:: Work to complete ::
Your answer should be one number: the count of lines in the records that include the word "arrow".

***** Source material *****

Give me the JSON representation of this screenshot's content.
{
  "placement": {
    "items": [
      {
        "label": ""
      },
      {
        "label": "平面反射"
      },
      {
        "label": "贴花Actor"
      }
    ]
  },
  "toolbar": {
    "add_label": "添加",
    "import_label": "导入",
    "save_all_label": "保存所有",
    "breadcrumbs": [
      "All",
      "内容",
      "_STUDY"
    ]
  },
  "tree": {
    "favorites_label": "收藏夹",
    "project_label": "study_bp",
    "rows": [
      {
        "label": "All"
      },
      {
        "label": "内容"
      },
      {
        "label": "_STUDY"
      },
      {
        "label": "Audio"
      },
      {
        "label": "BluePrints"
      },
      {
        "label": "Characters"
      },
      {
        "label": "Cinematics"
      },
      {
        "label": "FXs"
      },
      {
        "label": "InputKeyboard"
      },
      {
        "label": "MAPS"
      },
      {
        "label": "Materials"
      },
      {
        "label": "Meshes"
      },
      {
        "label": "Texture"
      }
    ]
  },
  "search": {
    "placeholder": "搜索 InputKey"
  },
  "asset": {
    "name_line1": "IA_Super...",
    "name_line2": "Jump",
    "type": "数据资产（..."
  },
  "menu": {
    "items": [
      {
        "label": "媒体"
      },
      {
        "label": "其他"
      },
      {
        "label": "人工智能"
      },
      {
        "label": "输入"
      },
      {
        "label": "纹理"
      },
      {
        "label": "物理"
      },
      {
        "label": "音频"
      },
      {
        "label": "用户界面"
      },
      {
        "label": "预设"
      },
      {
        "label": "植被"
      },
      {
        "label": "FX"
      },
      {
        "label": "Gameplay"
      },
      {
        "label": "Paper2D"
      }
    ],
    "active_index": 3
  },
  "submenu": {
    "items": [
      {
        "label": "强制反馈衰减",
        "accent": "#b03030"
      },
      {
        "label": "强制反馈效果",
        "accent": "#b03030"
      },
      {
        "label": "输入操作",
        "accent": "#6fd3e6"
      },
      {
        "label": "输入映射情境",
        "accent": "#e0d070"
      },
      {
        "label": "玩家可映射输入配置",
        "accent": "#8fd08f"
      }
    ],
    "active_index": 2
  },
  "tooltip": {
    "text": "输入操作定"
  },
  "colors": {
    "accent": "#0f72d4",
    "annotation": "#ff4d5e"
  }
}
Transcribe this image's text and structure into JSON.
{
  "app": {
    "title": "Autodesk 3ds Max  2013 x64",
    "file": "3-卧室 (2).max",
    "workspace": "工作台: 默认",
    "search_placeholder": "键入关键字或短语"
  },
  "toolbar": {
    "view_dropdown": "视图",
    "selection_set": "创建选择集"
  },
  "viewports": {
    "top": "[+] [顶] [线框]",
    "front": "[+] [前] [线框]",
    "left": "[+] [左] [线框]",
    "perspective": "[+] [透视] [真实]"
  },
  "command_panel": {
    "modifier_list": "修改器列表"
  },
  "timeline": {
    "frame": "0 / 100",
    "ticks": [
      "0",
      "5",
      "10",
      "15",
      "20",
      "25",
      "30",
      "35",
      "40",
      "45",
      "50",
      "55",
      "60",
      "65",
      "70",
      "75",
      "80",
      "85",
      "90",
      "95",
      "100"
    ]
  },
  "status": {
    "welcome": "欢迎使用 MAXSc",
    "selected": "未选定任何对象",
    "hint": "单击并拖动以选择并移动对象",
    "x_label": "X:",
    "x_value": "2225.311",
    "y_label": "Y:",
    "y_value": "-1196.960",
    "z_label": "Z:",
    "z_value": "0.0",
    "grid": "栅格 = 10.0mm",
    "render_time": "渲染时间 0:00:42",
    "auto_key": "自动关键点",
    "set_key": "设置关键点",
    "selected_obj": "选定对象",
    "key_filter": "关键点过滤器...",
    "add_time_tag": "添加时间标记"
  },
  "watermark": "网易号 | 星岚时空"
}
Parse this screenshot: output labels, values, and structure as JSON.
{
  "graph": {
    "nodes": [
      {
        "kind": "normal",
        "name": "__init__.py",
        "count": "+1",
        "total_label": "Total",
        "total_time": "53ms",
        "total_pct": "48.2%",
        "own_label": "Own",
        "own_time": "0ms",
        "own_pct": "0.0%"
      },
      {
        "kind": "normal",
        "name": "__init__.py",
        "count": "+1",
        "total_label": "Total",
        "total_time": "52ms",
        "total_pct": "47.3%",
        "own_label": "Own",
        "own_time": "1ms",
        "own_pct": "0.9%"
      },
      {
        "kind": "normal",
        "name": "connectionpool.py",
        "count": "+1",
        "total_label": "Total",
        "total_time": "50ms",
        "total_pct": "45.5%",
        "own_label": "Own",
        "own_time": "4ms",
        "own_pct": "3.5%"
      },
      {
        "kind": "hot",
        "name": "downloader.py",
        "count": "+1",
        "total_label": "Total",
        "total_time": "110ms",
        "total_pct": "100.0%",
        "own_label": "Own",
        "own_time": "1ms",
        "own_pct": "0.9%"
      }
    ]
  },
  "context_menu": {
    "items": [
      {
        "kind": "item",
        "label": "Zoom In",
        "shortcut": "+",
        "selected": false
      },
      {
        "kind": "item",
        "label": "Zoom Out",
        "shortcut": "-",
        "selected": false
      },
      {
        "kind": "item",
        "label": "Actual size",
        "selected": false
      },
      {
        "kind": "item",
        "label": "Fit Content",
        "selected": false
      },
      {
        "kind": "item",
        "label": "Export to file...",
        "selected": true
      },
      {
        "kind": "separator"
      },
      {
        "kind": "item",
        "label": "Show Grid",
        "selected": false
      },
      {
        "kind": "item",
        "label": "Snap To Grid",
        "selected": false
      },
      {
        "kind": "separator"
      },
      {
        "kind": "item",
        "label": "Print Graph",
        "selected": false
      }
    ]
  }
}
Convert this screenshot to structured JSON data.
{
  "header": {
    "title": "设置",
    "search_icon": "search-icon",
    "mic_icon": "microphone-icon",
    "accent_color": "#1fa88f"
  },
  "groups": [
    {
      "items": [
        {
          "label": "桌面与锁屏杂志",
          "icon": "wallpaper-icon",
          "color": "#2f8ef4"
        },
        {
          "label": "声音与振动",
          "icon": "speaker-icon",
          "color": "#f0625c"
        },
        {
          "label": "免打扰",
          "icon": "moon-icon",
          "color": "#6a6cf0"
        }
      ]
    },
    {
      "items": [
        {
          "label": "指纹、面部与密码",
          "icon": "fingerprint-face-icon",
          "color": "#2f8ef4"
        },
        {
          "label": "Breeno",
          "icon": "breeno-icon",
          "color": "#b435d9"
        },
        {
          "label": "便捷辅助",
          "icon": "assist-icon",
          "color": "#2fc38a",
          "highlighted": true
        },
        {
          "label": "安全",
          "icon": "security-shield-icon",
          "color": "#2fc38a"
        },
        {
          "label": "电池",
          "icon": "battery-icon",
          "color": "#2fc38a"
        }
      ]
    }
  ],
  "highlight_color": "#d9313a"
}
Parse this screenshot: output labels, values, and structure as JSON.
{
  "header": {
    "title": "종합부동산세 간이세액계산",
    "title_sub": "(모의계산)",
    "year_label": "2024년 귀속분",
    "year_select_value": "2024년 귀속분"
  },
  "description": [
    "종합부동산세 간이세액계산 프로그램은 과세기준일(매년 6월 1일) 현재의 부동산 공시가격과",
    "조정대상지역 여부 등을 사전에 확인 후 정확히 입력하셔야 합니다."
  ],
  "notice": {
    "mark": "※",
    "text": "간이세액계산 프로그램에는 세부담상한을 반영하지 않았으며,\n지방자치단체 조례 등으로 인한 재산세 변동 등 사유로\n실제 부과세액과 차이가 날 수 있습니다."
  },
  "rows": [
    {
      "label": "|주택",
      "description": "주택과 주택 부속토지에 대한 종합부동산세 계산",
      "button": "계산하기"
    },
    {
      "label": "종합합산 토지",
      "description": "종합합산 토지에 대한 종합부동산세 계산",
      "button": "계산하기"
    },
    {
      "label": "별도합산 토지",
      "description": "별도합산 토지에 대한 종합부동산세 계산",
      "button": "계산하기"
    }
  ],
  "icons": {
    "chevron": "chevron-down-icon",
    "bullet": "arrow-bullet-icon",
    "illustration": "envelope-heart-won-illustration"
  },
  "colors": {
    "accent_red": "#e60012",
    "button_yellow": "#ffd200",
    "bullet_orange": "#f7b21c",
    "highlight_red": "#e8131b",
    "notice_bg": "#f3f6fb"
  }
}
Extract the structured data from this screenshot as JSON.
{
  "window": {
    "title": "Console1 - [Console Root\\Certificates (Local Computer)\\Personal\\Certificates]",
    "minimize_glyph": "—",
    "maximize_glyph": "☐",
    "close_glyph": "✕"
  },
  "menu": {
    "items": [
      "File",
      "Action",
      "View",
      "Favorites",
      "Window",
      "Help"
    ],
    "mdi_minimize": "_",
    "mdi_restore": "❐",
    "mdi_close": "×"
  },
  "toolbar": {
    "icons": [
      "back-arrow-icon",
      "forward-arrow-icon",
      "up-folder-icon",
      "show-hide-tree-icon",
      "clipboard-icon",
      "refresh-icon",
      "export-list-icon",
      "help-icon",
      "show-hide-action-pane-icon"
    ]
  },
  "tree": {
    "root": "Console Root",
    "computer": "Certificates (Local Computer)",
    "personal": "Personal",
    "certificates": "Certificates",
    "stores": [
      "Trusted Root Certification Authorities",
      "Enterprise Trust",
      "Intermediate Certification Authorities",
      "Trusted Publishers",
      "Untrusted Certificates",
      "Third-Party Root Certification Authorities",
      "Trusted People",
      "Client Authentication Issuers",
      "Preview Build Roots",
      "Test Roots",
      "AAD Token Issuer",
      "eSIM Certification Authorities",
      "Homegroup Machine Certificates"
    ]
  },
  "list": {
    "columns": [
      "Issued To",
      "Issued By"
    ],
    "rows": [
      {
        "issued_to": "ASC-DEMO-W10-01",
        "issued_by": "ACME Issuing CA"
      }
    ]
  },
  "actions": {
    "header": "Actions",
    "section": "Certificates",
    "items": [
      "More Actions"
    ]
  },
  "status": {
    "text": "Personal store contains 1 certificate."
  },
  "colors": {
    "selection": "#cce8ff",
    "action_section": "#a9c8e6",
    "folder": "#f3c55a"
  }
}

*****

:: Answer to this task ::
3